After we returned from the Mediterranean (and we thawed out), I got transferred to the ABC School (Atomic, Biological, Chemical) as an instructor. The school was located at Camp Geiger, and I really enjoyed teaching the troops about ABC defense. I gained much personal satisfaction thinking that what I taught them might one day save their lives. We had to run gas-chamber exercises for all of Camp Lejeune, and we ran a group of woman Marines through. I took their gunny aside and told her that if it was the wrong time of the month it might be uncomfortable for women as the gas tends to irritate sensitive skin. They all opted to go through the chamber, and it was easy to recognize those who were having their period — they were like a long-tailed cat in a room full of rocking chairs.
Some time during this tour of duty, an Eastern Airlines plane exploded over North Carolina and they asked for volunteers to help find the bodies and plane parts that were scattered over a 2 x 7-mile area. I was with another man and we found the body of a stewardess. It had been forced about six inches into the ground, yet it didn't look as if there was a mark on her. Later we heard that every bone in her body had been shattered.

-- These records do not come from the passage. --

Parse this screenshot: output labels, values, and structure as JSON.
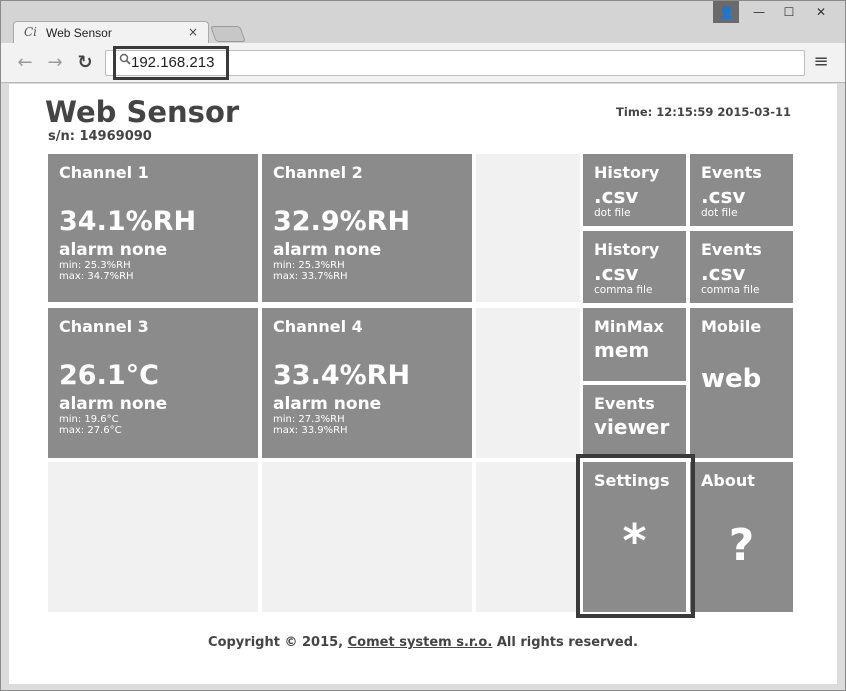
{
  "browser": {
    "tab_title": "Web Sensor",
    "tab_favicon": "Ci",
    "tab_close": "×",
    "address": "192.168.213",
    "icons": {
      "back": "←",
      "forward": "→",
      "reload": "↻",
      "menu": "≡",
      "search": "🔍",
      "user": "👤",
      "minimize": "—",
      "maximize": "☐",
      "close": "✕"
    }
  },
  "header": {
    "title": "Web Sensor",
    "serial": "s/n: 14969090",
    "time": "Time: 12:15:59 2015-03-11"
  },
  "channels": [
    {
      "title": "Channel 1",
      "value": "34.1%RH",
      "alarm": "alarm none",
      "min": "min: 25.3%RH",
      "max": "max: 34.7%RH"
    },
    {
      "title": "Channel 2",
      "value": "32.9%RH",
      "alarm": "alarm none",
      "min": "min: 25.3%RH",
      "max": "max: 33.7%RH"
    },
    {
      "title": "Channel 3",
      "value": "26.1°C",
      "alarm": "alarm none",
      "min": "min: 19.6°C",
      "max": "max: 27.6°C"
    },
    {
      "title": "Channel 4",
      "value": "33.4%RH",
      "alarm": "alarm none",
      "min": "min: 27.3%RH",
      "max": "max: 33.9%RH"
    }
  ],
  "side_tiles": {
    "history_dot": {
      "title": "History",
      "big": ".csv",
      "sub": "dot file"
    },
    "events_dot": {
      "title": "Events",
      "big": ".csv",
      "sub": "dot file"
    },
    "history_comma": {
      "title": "History",
      "big": ".csv",
      "sub": "comma file"
    },
    "events_comma": {
      "title": "Events",
      "big": ".csv",
      "sub": "comma file"
    },
    "minmax": {
      "title": "MinMax",
      "big": "mem"
    },
    "mobile": {
      "title": "Mobile",
      "big": "web"
    },
    "events_viewer": {
      "title": "Events",
      "big": "viewer"
    },
    "settings": {
      "title": "Settings",
      "symbol": "*"
    },
    "about": {
      "title": "About",
      "symbol": "?"
    }
  },
  "footer": {
    "prefix": "Copyright © 2015, ",
    "link": "Comet system s.r.o.",
    "suffix": " All rights reserved."
  }
}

I was living at Snead's Ferry (a small town, consisting of about 200 houses) located across the inter-coastal waterway from the Atlantic Ocean, at the mouth of New River. Our house was on a bluff about 30 feet high with a small beach about 30 feet wide and 100 feet long at the foot of the bluff. I cut steps in the bluff, with handrails, so we'd have access to the beach. I built a grill out of concrete blocks with a large, heavy mesh window screen for the grill part of it.
The river was almost a mile wide at this point, with a channel about 1,000 feet offshore for barges to go up the river to the town of Jacksonville. The rest of the river was only about five feet deep at high tide and two feet at low tide. Every stick and piece of brush in the river was covered with oysters, so at night we'd go out with a fishgig (a pronged instrument for spearing fish) and a strong light for "floundering." The flounder is a flat fish (top to bottom, not side to side) with eyes on its topside. They lay on the bottom at night and look just like someone had taken a stick and drawn a fish's outline on the bottom.

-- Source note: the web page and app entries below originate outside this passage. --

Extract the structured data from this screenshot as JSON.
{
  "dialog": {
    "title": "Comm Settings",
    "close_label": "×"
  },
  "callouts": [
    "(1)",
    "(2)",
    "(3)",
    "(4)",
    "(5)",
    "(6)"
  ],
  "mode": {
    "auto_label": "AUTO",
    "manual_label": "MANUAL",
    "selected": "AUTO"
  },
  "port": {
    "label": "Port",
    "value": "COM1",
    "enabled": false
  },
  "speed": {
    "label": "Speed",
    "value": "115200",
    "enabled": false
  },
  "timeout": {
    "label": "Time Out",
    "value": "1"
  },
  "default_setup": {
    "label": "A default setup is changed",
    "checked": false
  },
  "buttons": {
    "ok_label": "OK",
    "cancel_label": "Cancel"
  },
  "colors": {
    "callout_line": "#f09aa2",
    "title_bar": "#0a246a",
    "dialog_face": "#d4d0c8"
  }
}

We'd have the school's instructors out for a beer bust and would either go out the night before for flounder or go the morning of the party for oysters. We'd build a good fire for a bed of coals and then steam oysters or fry fish. We had a corpsman that would always bring a couple of cans of 190-proof sickbay alcohol. We'd usually get a keg of beer and he'd go around when you weren't looking and pour some of the 190-proof into our beers. It never made me drunker because it didn't stay in me long enough. It would, however, make me deathly sick, yet he'd still do it.
One of our students killed a squirrel with a rock. He brought it to the corpsman and we kept it in the refrigerator-freezer, taking it out for each class, when they ran a practical exercise, as a sample of biological warfare. One day the corpsman was hungry while the students were out on their exercise and got the squirrel, built a fire and roasted it.
He used to go with another instructor, SSgt. Lescure, to a bar-restaurant outside the Camp Geiger gate for lunch. The corpsman would bring two plain bologna sandwiches and would beg lettuce, mayonnaise, tomatoes, and ketchup to finish his sandwich, then order a glass of water. He had brass, as well as rhino-thick skin.
Son David was born while we were living at Snead's Ferry, and was about six months old when I again got orders for overseas duty. Marines on overseas orders to the Fleet Marine Force (all combat troops such as divisions, air wings, etc.) were on "unaccompanied" tours, which meant families couldn't accompany troops. We were having a shipping-out party for myself and another instructor when his wife loudly proclaimed that if the Army and Air Force let their dependents go with their husbands, she didn't see why the Marines couldn't as well. Her husband just about broke up the party when he told her, "Honey, you wouldn't take a bologna sandwich to a banquet."